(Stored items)

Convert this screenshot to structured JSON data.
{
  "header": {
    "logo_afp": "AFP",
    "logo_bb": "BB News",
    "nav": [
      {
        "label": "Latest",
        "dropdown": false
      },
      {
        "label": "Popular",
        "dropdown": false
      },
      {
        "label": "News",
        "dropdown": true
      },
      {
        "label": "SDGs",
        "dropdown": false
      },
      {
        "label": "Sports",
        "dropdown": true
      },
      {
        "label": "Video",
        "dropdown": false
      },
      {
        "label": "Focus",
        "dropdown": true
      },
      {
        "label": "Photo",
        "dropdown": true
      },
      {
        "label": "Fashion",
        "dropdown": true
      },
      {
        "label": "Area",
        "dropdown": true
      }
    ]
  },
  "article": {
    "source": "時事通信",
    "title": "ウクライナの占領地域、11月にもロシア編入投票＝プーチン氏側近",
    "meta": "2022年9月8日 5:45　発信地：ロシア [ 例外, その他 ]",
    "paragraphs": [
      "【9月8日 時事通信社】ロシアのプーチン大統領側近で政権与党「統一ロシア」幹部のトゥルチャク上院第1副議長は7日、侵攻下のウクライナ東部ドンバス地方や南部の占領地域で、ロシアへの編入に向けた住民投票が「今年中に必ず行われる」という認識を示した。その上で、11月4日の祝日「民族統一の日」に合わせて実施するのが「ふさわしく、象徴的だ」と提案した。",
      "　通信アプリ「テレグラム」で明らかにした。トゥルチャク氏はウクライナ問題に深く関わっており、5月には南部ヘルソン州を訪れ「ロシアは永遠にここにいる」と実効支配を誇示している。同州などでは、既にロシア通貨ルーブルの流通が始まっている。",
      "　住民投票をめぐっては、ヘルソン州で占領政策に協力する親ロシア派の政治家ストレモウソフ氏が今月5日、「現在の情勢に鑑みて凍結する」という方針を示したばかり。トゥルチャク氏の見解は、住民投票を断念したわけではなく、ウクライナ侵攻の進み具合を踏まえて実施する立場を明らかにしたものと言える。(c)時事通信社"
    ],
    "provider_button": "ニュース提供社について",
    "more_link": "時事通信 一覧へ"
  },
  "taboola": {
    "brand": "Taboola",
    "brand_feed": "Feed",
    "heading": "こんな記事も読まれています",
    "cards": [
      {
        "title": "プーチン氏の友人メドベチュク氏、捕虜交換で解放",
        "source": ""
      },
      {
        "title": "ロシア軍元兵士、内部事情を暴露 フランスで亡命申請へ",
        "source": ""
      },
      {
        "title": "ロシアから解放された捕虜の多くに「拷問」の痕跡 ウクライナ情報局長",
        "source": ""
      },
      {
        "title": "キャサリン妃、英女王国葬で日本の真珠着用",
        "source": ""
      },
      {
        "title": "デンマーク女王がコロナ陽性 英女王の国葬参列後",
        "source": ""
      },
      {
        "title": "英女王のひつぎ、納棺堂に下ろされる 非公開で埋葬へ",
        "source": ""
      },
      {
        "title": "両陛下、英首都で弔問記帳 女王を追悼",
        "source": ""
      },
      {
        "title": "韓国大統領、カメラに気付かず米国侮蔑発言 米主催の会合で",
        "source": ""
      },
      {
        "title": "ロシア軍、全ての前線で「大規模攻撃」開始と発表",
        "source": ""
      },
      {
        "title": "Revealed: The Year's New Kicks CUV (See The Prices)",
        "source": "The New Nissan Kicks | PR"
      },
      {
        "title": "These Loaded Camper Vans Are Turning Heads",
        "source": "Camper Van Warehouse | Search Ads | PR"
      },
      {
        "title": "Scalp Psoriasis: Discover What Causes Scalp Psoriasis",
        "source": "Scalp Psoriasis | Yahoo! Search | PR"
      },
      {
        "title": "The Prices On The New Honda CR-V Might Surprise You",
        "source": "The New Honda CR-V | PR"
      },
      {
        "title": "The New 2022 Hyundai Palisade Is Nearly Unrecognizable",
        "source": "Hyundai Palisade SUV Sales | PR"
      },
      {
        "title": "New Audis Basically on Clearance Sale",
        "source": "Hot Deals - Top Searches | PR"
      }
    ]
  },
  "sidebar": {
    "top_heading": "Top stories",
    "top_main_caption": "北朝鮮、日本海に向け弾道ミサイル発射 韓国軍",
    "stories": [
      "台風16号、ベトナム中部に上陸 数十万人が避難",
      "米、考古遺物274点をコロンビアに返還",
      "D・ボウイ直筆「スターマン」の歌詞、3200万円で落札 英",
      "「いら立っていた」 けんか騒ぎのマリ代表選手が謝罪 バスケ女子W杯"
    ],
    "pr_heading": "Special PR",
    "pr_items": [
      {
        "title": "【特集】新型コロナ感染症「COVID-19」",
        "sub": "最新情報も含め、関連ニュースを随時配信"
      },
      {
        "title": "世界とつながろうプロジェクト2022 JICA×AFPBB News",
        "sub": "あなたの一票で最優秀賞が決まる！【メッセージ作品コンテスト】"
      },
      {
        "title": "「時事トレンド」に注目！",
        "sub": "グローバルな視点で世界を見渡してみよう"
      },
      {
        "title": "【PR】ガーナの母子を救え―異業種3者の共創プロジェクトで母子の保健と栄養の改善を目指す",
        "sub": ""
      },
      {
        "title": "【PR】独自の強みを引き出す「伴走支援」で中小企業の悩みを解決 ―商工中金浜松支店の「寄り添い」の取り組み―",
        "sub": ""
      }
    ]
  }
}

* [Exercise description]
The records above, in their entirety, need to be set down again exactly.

* [Solution]
Convert this screenshot to structured JSON data.
{
  "header": {
    "logo_afp": "AFP",
    "logo_bb": "BB News",
    "nav": [
      {
        "label": "Latest",
        "dropdown": false
      },
      {
        "label": "Popular",
        "dropdown": false
      },
      {
        "label": "News",
        "dropdown": true
      },
      {
        "label": "SDGs",
        "dropdown": false
      },
      {
        "label": "Sports",
        "dropdown": true
      },
      {
        "label": "Video",
        "dropdown": false
      },
      {
        "label": "Focus",
        "dropdown": true
      },
      {
        "label": "Photo",
        "dropdown": true
      },
      {
        "label": "Fashion",
        "dropdown": true
      },
      {
        "label": "Area",
        "dropdown": true
      }
    ]
  },
  "article": {
    "source": "時事通信",
    "title": "ウクライナの占領地域、11月にもロシア編入投票＝プーチン氏側近",
    "meta": "2022年9月8日 5:45　発信地：ロシア [ 例外, その他 ]",
    "paragraphs": [
      "【9月8日 時事通信社】ロシアのプーチン大統領側近で政権与党「統一ロシア」幹部のトゥルチャク上院第1副議長は7日、侵攻下のウクライナ東部ドンバス地方や南部の占領地域で、ロシアへの編入に向けた住民投票が「今年中に必ず行われる」という認識を示した。その上で、11月4日の祝日「民族統一の日」に合わせて実施するのが「ふさわしく、象徴的だ」と提案した。",
      "　通信アプリ「テレグラム」で明らかにした。トゥルチャク氏はウクライナ問題に深く関わっており、5月には南部ヘルソン州を訪れ「ロシアは永遠にここにいる」と実効支配を誇示している。同州などでは、既にロシア通貨ルーブルの流通が始まっている。",
      "　住民投票をめぐっては、ヘルソン州で占領政策に協力する親ロシア派の政治家ストレモウソフ氏が今月5日、「現在の情勢に鑑みて凍結する」という方針を示したばかり。トゥルチャク氏の見解は、住民投票を断念したわけではなく、ウクライナ侵攻の進み具合を踏まえて実施する立場を明らかにしたものと言える。(c)時事通信社"
    ],
    "provider_button": "ニュース提供社について",
    "more_link": "時事通信 一覧へ"
  },
  "taboola": {
    "brand": "Taboola",
    "brand_feed": "Feed",
    "heading": "こんな記事も読まれています",
    "cards": [
      {
        "title": "プーチン氏の友人メドベチュク氏、捕虜交換で解放",
        "source": ""
      },
      {
        "title": "ロシア軍元兵士、内部事情を暴露 フランスで亡命申請へ",
        "source": ""
      },
      {
        "title": "ロシアから解放された捕虜の多くに「拷問」の痕跡 ウクライナ情報局長",
        "source": ""
      },
      {
        "title": "キャサリン妃、英女王国葬で日本の真珠着用",
        "source": ""
      },
      {
        "title": "デンマーク女王がコロナ陽性 英女王の国葬参列後",
        "source": ""
      },
      {
        "title": "英女王のひつぎ、納棺堂に下ろされる 非公開で埋葬へ",
        "source": ""
      },
      {
        "title": "両陛下、英首都で弔問記帳 女王を追悼",
        "source": ""
      },
      {
        "title": "韓国大統領、カメラに気付かず米国侮蔑発言 米主催の会合で",
        "source": ""
      },
      {
        "title": "ロシア軍、全ての前線で「大規模攻撃」開始と発表",
        "source": ""
      },
      {
        "title": "Revealed: The Year's New Kicks CUV (See The Prices)",
        "source": "The New Nissan Kicks | PR"
      },
      {
        "title": "These Loaded Camper Vans Are Turning Heads",
        "source": "Camper Van Warehouse | Search Ads | PR"
      },
      {
        "title": "Scalp Psoriasis: Discover What Causes Scalp Psoriasis",
        "source": "Scalp Psoriasis | Yahoo! Search | PR"
      },
      {
        "title": "The Prices On The New Honda CR-V Might Surprise You",
        "source": "The New Honda CR-V | PR"
      },
      {
        "title": "The New 2022 Hyundai Palisade Is Nearly Unrecognizable",
        "source": "Hyundai Palisade SUV Sales | PR"
      },
      {
        "title": "New Audis Basically on Clearance Sale",
        "source": "Hot Deals - Top Searches | PR"
      }
    ]
  },
  "sidebar": {
    "top_heading": "Top stories",
    "top_main_caption": "北朝鮮、日本海に向け弾道ミサイル発射 韓国軍",
    "stories": [
      "台風16号、ベトナム中部に上陸 数十万人が避難",
      "米、考古遺物274点をコロンビアに返還",
      "D・ボウイ直筆「スターマン」の歌詞、3200万円で落札 英",
      "「いら立っていた」 けんか騒ぎのマリ代表選手が謝罪 バスケ女子W杯"
    ],
    "pr_heading": "Special PR",
    "pr_items": [
      {
        "title": "【特集】新型コロナ感染症「COVID-19」",
        "sub": "最新情報も含め、関連ニュースを随時配信"
      },
      {
        "title": "世界とつながろうプロジェクト2022 JICA×AFPBB News",
        "sub": "あなたの一票で最優秀賞が決まる！【メッセージ作品コンテスト】"
      },
      {
        "title": "「時事トレンド」に注目！",
        "sub": "グローバルな視点で世界を見渡してみよう"
      },
      {
        "title": "【PR】ガーナの母子を救え―異業種3者の共創プロジェクトで母子の保健と栄養の改善を目指す",
        "sub": ""
      },
      {
        "title": "【PR】独自の強みを引き出す「伴走支援」で中小企業の悩みを解決 ―商工中金浜松支店の「寄り添い」の取り組み―",
        "sub": ""
      }
    ]
  }
}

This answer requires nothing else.